**Assignment:**
Only a single number is expected: how many lines of the data hold the word "this".
:: Dataset entries
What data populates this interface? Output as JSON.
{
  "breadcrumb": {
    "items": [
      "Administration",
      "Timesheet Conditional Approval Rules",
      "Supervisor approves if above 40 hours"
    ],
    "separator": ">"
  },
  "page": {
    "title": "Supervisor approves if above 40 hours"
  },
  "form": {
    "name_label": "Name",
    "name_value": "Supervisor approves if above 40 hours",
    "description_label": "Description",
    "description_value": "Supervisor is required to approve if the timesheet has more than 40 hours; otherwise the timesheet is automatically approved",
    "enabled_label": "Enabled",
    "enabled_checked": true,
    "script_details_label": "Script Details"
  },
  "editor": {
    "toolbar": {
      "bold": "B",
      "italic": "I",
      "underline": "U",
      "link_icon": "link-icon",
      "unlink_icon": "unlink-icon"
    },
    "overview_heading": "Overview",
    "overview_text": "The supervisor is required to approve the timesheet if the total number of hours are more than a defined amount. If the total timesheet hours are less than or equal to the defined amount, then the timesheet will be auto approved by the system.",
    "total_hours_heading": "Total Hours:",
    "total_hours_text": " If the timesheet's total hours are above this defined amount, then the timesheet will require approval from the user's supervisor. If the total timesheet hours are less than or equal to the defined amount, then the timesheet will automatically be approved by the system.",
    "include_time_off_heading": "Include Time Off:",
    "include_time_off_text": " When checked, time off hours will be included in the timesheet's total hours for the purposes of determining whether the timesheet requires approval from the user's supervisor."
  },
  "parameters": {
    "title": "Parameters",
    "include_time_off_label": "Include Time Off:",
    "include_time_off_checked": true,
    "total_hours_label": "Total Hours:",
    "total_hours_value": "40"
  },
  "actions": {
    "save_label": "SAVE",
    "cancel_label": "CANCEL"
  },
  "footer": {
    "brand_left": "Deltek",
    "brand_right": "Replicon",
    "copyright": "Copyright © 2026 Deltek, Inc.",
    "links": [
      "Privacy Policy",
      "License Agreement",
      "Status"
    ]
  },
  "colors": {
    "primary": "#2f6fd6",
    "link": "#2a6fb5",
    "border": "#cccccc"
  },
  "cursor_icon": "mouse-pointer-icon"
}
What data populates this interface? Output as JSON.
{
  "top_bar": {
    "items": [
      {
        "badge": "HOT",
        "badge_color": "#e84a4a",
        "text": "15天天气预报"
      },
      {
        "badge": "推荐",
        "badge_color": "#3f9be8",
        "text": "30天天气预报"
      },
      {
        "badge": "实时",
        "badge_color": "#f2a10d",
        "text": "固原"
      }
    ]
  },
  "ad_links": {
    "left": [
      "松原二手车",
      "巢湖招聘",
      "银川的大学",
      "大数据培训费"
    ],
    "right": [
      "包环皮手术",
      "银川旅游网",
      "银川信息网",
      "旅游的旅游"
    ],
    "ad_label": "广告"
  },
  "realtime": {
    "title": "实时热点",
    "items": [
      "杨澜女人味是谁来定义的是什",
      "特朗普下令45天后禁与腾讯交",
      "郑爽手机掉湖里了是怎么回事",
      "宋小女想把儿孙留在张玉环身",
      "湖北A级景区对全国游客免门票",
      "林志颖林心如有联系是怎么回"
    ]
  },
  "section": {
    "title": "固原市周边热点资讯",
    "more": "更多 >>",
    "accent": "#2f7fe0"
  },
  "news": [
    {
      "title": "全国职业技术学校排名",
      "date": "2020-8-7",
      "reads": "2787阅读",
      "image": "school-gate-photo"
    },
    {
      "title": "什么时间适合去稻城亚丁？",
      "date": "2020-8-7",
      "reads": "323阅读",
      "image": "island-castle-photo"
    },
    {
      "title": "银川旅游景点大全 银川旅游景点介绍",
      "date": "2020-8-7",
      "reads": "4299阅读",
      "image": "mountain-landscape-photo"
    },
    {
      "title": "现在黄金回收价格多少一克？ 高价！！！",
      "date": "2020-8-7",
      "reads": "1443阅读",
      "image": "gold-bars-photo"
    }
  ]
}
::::
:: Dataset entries
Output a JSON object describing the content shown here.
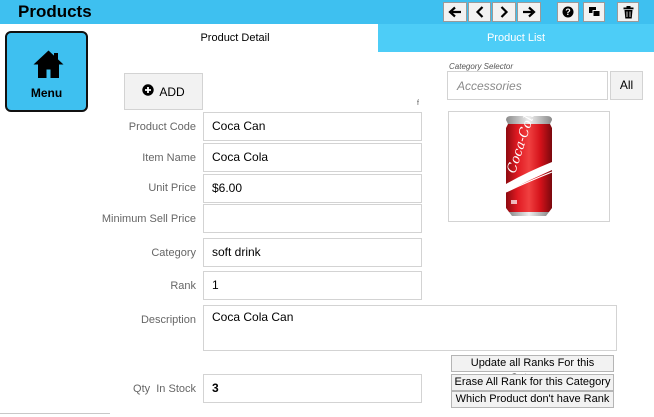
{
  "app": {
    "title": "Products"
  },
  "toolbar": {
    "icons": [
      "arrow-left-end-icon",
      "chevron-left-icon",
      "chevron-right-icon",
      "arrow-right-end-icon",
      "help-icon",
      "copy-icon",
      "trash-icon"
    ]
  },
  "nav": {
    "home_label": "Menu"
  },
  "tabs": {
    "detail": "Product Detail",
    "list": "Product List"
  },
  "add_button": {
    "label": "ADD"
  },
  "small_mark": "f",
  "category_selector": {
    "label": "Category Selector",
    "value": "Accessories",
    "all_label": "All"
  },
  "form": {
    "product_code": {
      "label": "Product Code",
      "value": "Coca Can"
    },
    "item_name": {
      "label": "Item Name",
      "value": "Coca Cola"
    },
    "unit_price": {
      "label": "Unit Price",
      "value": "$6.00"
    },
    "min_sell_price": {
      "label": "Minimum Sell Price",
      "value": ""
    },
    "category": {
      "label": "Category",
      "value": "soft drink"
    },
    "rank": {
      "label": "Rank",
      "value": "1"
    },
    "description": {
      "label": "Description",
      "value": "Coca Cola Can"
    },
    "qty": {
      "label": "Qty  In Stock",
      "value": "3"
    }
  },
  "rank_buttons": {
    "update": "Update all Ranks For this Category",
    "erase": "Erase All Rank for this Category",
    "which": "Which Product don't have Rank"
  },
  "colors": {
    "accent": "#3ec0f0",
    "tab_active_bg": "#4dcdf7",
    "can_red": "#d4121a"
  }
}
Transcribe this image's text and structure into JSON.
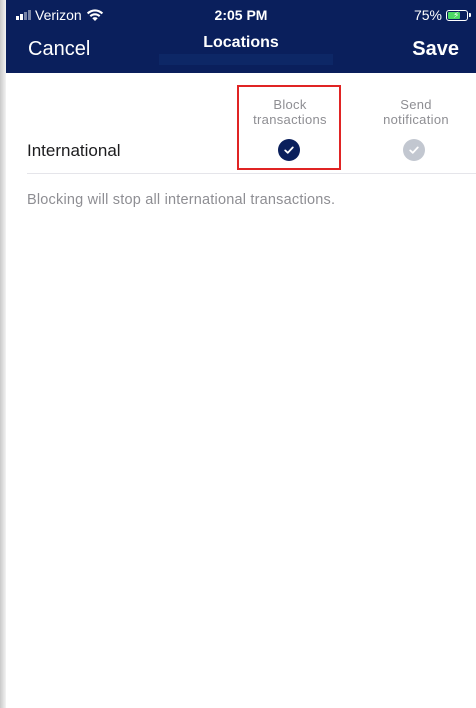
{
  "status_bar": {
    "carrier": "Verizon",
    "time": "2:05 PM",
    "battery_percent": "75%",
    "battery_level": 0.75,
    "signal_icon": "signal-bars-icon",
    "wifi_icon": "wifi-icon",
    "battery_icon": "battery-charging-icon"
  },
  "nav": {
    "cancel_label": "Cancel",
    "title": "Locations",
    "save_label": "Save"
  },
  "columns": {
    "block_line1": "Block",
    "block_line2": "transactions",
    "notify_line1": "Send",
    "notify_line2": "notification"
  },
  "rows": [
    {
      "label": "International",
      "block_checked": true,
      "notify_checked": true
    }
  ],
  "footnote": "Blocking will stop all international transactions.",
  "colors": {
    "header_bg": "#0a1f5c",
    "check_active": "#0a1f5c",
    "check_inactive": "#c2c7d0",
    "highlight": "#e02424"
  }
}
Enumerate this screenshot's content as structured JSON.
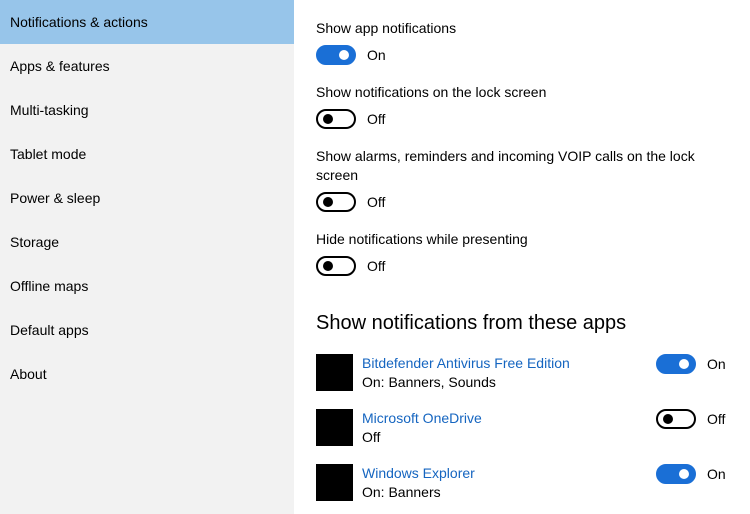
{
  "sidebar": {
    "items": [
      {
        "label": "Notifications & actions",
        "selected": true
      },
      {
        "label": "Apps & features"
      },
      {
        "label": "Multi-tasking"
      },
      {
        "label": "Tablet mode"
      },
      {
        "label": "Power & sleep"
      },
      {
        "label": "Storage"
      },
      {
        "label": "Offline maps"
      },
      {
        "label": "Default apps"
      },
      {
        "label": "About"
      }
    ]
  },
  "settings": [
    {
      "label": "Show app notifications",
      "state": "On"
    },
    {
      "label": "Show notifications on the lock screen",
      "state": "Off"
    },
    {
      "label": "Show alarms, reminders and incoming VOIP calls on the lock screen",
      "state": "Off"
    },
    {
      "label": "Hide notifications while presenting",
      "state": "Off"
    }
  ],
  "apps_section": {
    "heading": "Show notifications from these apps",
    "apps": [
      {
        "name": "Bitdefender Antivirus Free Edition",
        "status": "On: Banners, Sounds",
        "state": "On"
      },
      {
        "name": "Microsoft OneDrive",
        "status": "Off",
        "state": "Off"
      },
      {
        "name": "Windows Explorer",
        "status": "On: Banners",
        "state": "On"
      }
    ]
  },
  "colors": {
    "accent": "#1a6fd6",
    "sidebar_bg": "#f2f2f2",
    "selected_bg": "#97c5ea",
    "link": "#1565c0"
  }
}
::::
**Solution:**
7